Five roasters eventually agreed to participate in the Indy Hall taste-off and send free samples. The participating roasters were: Dogwood, Green Street, Joe, Raven’s Brew, and Victrola. We threw in one of our current roasters for the sake of comparison (One Village Coffee) and a mystery company as a joke (Folgers). Ha! [Quick shout-out to Menagerie coffee for that great idea].
If the roasters sent us more than two different blends or single origins, we chose the two that would hold up best under the variable conditions at Indy Hall. Each coffee brewed at Indy Hall is subject to:
- Multiple people in varying states of consciousness brewing the coffee (inconsistent process)
- The urn being in different states of cleanliness (not being rinsed out or cleaned over a given period of time)
- A surly and aged Bunn auto drip machine that shows no mercy whatsoever (speed is its motto)
- The typical wide array of coffee drinkers with differing tastes
- A predominance of…cream-and-sugar people…
We decided to brew each coffee with the pour over method (as opposed to the slapdash of the auto drip Bunn machine) so the members could taste them at their best. If members crave a higher quality cup at Indy Hall, they can always turn to the French press or the Chemex. To preserve the effect of our manual brewing efforts, we requested that every taster try each coffee black during the tasting (before adding any cream or sugar) so they wouldn’t drown out the subtlety and character that distinguishes each blend and single origin.

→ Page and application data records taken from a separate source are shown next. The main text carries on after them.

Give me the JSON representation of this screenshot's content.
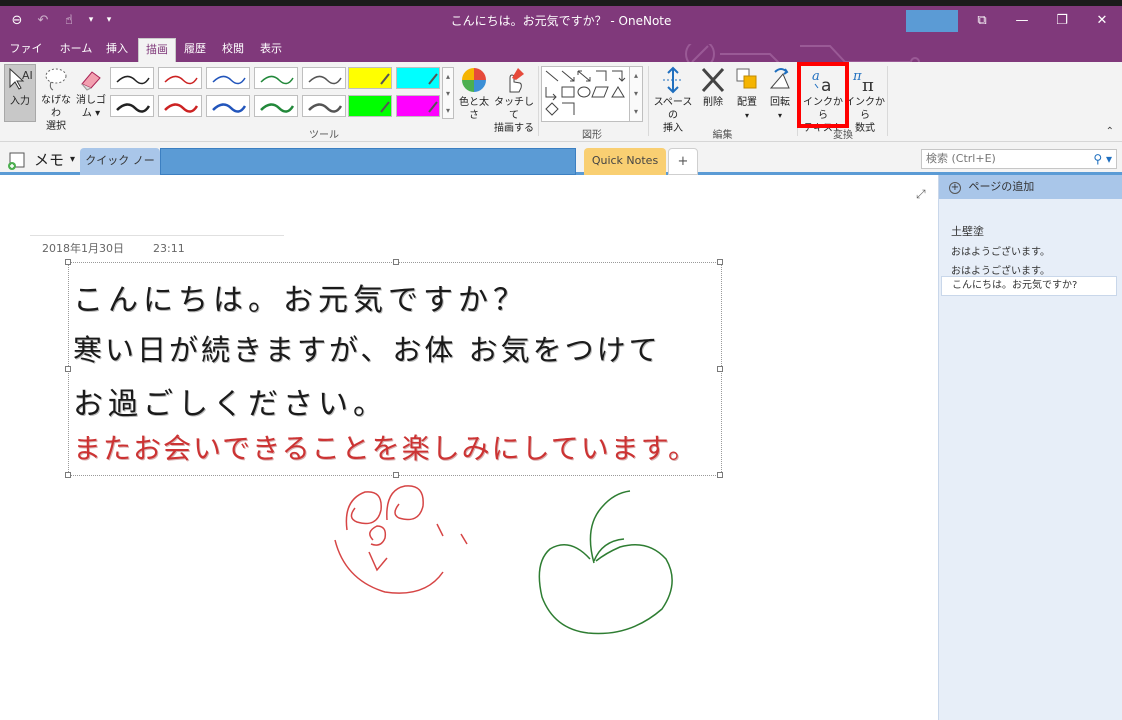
{
  "window": {
    "title": "こんにちは。お元気ですか？ - OneNote",
    "qat_back_icon": "back-arrow-icon",
    "qat_undo_icon": "undo-icon",
    "qat_touch_icon": "touch-mode-icon"
  },
  "tabs": [
    "ファイル",
    "ホーム",
    "挿入",
    "描画",
    "履歴",
    "校閲",
    "表示"
  ],
  "active_tab": "描画",
  "ribbon": {
    "input_label": "入力",
    "lasso_label_1": "なげなわ",
    "lasso_label_2": "選択",
    "eraser_label_1": "消しゴ",
    "eraser_label_2": "ム",
    "color_label": "色と太さ",
    "touch_draw_label_1": "タッチして",
    "touch_draw_label_2": "描画する",
    "tools_group": "ツール",
    "shapes_group": "図形",
    "space_label_1": "スペースの",
    "space_label_2": "挿入",
    "delete_label": "削除",
    "arrange_label": "配置",
    "rotate_label": "回転",
    "edit_group": "編集",
    "ink_to_text_1": "インクから",
    "ink_to_text_2": "テキスト",
    "ink_to_math_1": "インクから",
    "ink_to_math_2": "数式",
    "convert_group": "変換",
    "pen_colors": [
      "#222222",
      "#cc2222",
      "#2255bb",
      "#22883a",
      "#555555",
      "#ffff00",
      "#00ffff",
      "#222222",
      "#cc2222",
      "#2255bb",
      "#22883a",
      "#555555",
      "#00ff00",
      "#ff00ff"
    ]
  },
  "notebook": {
    "name": "メモ",
    "section_quick": "クイック ノート",
    "section_quick_notes": "Quick Notes",
    "add_section": "+"
  },
  "search": {
    "placeholder": "検索 (Ctrl+E)"
  },
  "page": {
    "date": "2018年1月30日",
    "time": "23:11",
    "lines": [
      "こんにちは。お元気ですか？",
      "寒い日が続きますが、お体 お気をつけて",
      "お過ごしください。",
      "またお会いできることを楽しみにしています。"
    ]
  },
  "pages_pane": {
    "add_page": "ページの追加",
    "items": [
      "土壁塗",
      "おはようございます。",
      "おはようございます。",
      "こんにちは。お元気ですか?"
    ]
  }
}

There were two days of tasting in total. On both days, each roaster was represented, but different coffees from each roaster were presented. We presented a different coffee from each roaster instead of the same coffee twice in order to give the community a greater sense of the roasters’ offerings.
The coffee we brewed on Day 1:

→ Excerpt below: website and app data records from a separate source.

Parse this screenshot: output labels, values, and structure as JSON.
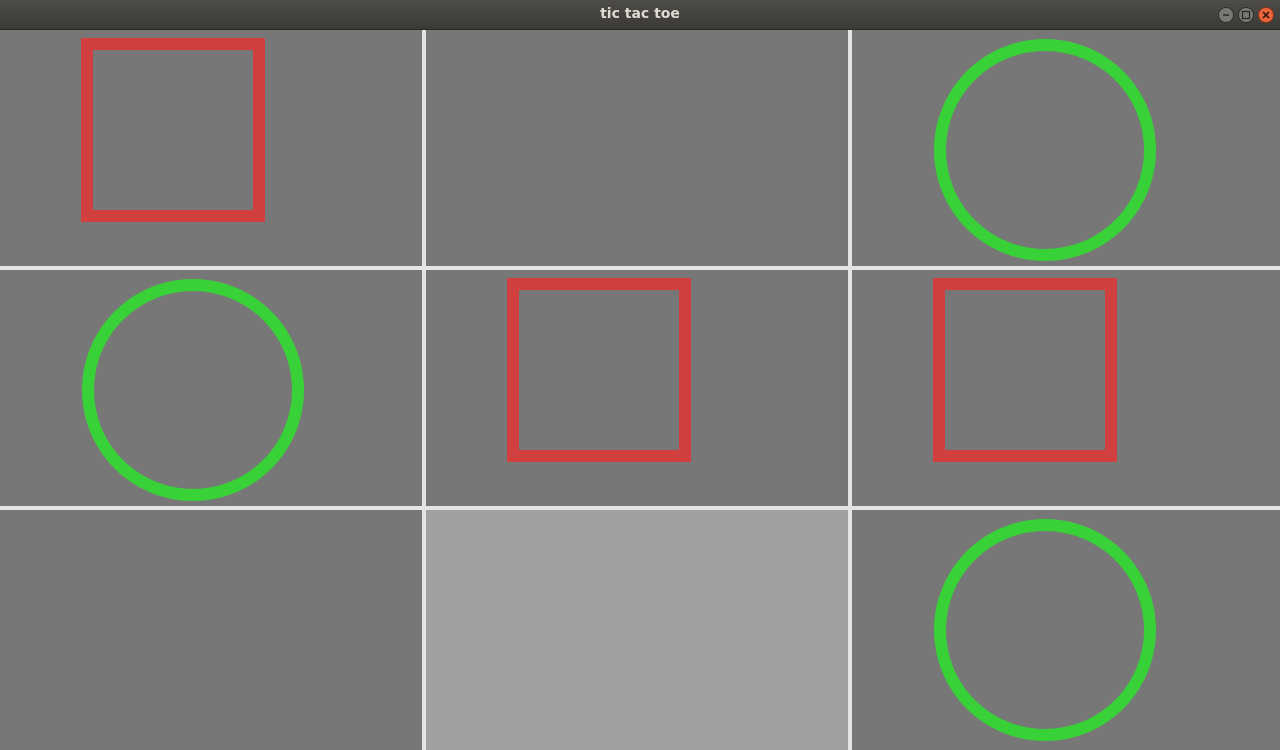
{
  "window": {
    "title": "tic tac toe"
  },
  "window_controls": {
    "minimize_icon": "minimize-icon",
    "maximize_icon": "maximize-icon",
    "close_icon": "close-icon"
  },
  "colors": {
    "cell_background": "#777777",
    "cell_hover_background": "#a0a0a0",
    "grid_lines": "#e4e4e4",
    "square_mark": "#d13f3f",
    "circle_mark": "#38d138",
    "close_button": "#e9653b"
  },
  "board": {
    "rows": [
      [
        {
          "mark": "square"
        },
        {
          "mark": ""
        },
        {
          "mark": "circle"
        }
      ],
      [
        {
          "mark": "circle"
        },
        {
          "mark": "square"
        },
        {
          "mark": "square"
        }
      ],
      [
        {
          "mark": ""
        },
        {
          "mark": "",
          "hovered": true
        },
        {
          "mark": "circle"
        }
      ]
    ]
  }
}
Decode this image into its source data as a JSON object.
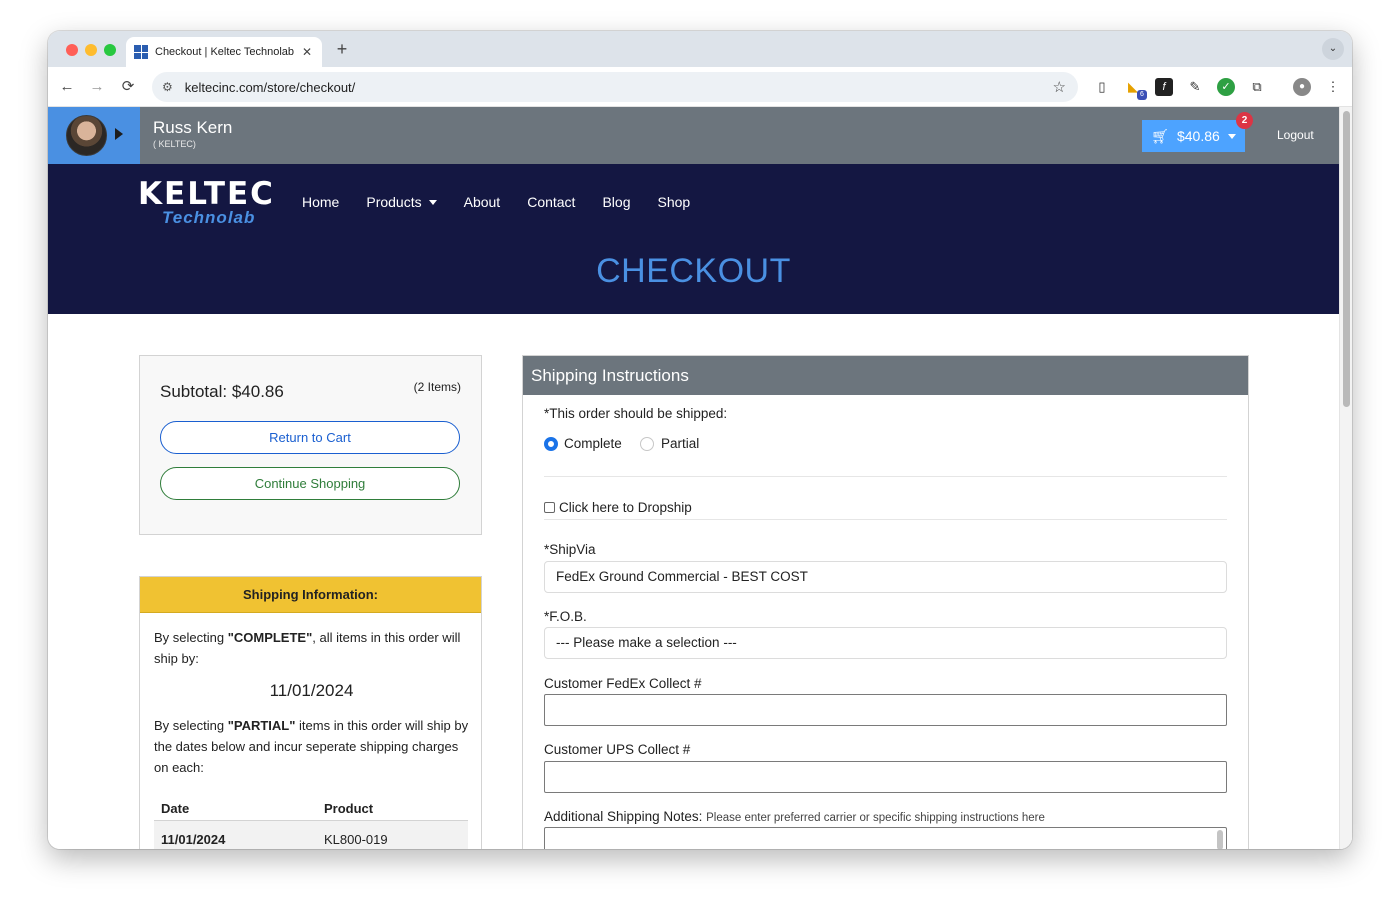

The coffee we brewed on Day 2:
The three espresso blends that we tasted were the same on both days.
The Execution: Brewing

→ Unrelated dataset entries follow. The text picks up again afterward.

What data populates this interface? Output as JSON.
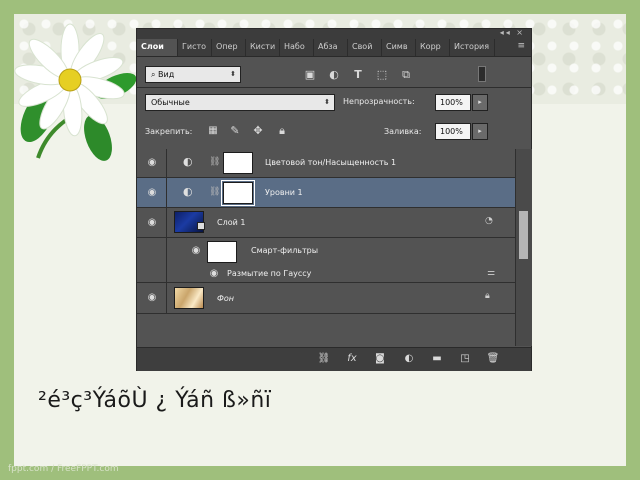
{
  "caption": "²é³ç³ÝáõÙ ¿ Ýáñ ß»ñï",
  "watermark": "fppt.com / FreeFPPT.com",
  "panel": {
    "window_controls": "◂◂ ×",
    "tabs": [
      "Слои",
      "Гисто",
      "Опер",
      "Кисти",
      "Набо",
      "Абза",
      "Свой",
      "Симв",
      "Корр",
      "История"
    ],
    "tab_menu_icon": "hamburger-menu-icon",
    "filter": {
      "value": "Вид",
      "icons": [
        "image-filter-icon",
        "adjustment-filter-icon",
        "type-filter-icon",
        "shape-filter-icon",
        "smart-object-filter-icon"
      ]
    },
    "blend_mode": "Обычные",
    "opacity_label": "Непрозрачность:",
    "opacity_value": "100%",
    "lock_label": "Закрепить:",
    "fill_label": "Заливка:",
    "fill_value": "100%",
    "layers": [
      {
        "name": "Цветовой тон/Насыщенность 1",
        "type": "adjustment",
        "selected": false
      },
      {
        "name": "Уровни 1",
        "type": "adjustment",
        "selected": true
      },
      {
        "name": "Слой 1",
        "type": "smart",
        "selected": false
      },
      {
        "name": "Смарт-фильтры",
        "type": "filter-group",
        "selected": false
      },
      {
        "name": "Размытие по Гауссу",
        "type": "filter",
        "selected": false
      },
      {
        "name": "Фон",
        "type": "background",
        "selected": false
      }
    ],
    "bottom_icons": [
      "link-icon",
      "fx-icon",
      "mask-icon",
      "adjustment-layer-icon",
      "group-folder-icon",
      "new-layer-icon",
      "trash-icon"
    ],
    "fx_label": "fx"
  },
  "colors": {
    "panel_bg": "#535353",
    "selected_row": "#5a6d86",
    "slide_border": "#9fbf7c"
  }
}
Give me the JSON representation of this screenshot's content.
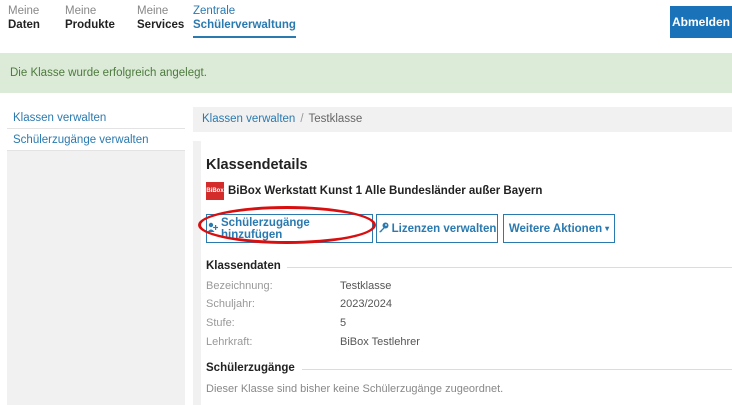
{
  "nav": {
    "items": [
      {
        "line1": "Meine",
        "line2": "Daten"
      },
      {
        "line1": "Meine",
        "line2": "Produkte"
      },
      {
        "line1": "Meine",
        "line2": "Services"
      },
      {
        "line1": "Zentrale",
        "line2": "Schülerverwaltung"
      }
    ],
    "logout_label": "Abmelden"
  },
  "alert": {
    "text": "Die Klasse wurde erfolgreich angelegt."
  },
  "sidebar": {
    "items": [
      {
        "label": "Klassen verwalten"
      },
      {
        "label": "Schülerzugänge verwalten"
      }
    ]
  },
  "breadcrumb": {
    "parent": "Klassen verwalten",
    "separator": "/",
    "current": "Testklasse"
  },
  "details": {
    "title": "Klassendetails",
    "product_logo": "BiBox",
    "product_name": "BiBox Werkstatt Kunst 1 Alle Bundesländer außer Bayern"
  },
  "actions": {
    "add_students": "Schülerzugänge hinzufügen",
    "manage_licenses": "Lizenzen verwalten",
    "more_actions": "Weitere Aktionen"
  },
  "class_data": {
    "heading": "Klassendaten",
    "rows": [
      {
        "label": "Bezeichnung:",
        "value": "Testklasse"
      },
      {
        "label": "Schuljahr:",
        "value": "2023/2024"
      },
      {
        "label": "Stufe:",
        "value": "5"
      },
      {
        "label": "Lehrkraft:",
        "value": "BiBox Testlehrer"
      }
    ]
  },
  "student_access": {
    "heading": "Schülerzugänge",
    "empty_text": "Dieser Klasse sind bisher keine Schülerzugänge zugeordnet."
  },
  "colors": {
    "primary": "#2a7ab0",
    "logout_bg": "#1a73b8",
    "alert_bg": "#dcebd7",
    "highlight": "#d90f0f"
  }
}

All coffees were prepared the same way: pour over by hand (except the espresso blends, obviously). On each day we brewed roughly 32 ounces of each coffee with Hario V60 cones and V60 non-bleached filters. The coffee was ground at the same setting using a consistent and dependable burr grinder. We used filtered water that was heated to between 205 and 199 degrees Fahrenheit and poured via Bonavita kettles with the gooseneck spout. (We monitored the water temperature with a thermometer). This process took two people about 1 hour and 45 minutes to complete. The thermal carafes were preheated prior to brewing to ensure that all coffees would be at roughly the same temperature during the tasting.
Espresso shots were prepared by a select number of tasters (a small subset of the Indy Hall membership). Those who voted on the espresso blends all pulled the shots themselves. A Rancillio Rocky grinder (at setting 5) was used to grind the beans. Filtered water was used. Our espresso machine is a Rancillio Silvia (equipped with digital temperature control). The Silvia had been recently overhauled (new boiler, gasket, shower screen) and was cleaned a couple of weeks before the tasting.
Next Post: The Tasting and The Voting
written by James Falconi (aka Captain Falco)